━━━ Data under study ━━━

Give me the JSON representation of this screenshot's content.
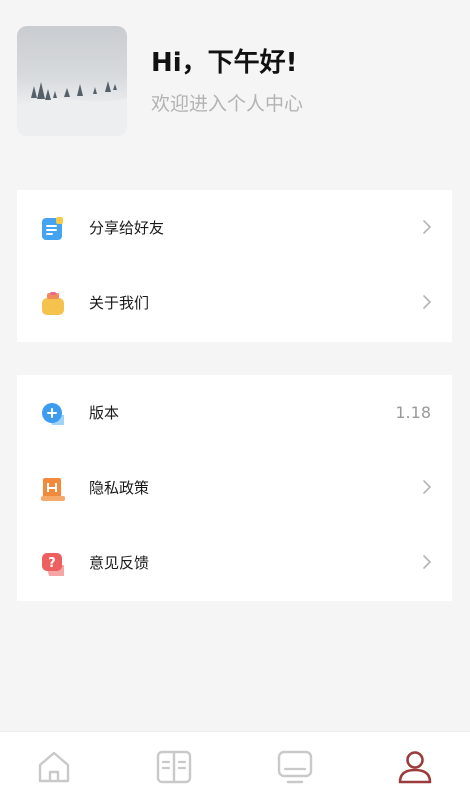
{
  "header": {
    "greeting": "Hi，下午好!",
    "subtitle": "欢迎进入个人中心"
  },
  "menu_group_1": [
    {
      "label": "分享给好友",
      "icon": "share-book-icon"
    },
    {
      "label": "关于我们",
      "icon": "about-bag-icon"
    }
  ],
  "menu_group_2": [
    {
      "label": "版本",
      "icon": "version-plus-icon",
      "value": "1.18"
    },
    {
      "label": "隐私政策",
      "icon": "privacy-h-icon"
    },
    {
      "label": "意见反馈",
      "icon": "feedback-question-icon"
    }
  ],
  "tabbar": {
    "tabs": [
      {
        "icon": "home-icon",
        "active": false
      },
      {
        "icon": "book-icon",
        "active": false
      },
      {
        "icon": "monitor-icon",
        "active": false
      },
      {
        "icon": "user-icon",
        "active": true
      }
    ],
    "active_color": "#9c3b3b",
    "inactive_color": "#c9c9c9"
  }
}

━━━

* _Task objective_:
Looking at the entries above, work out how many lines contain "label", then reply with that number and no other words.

* _The answer_:
5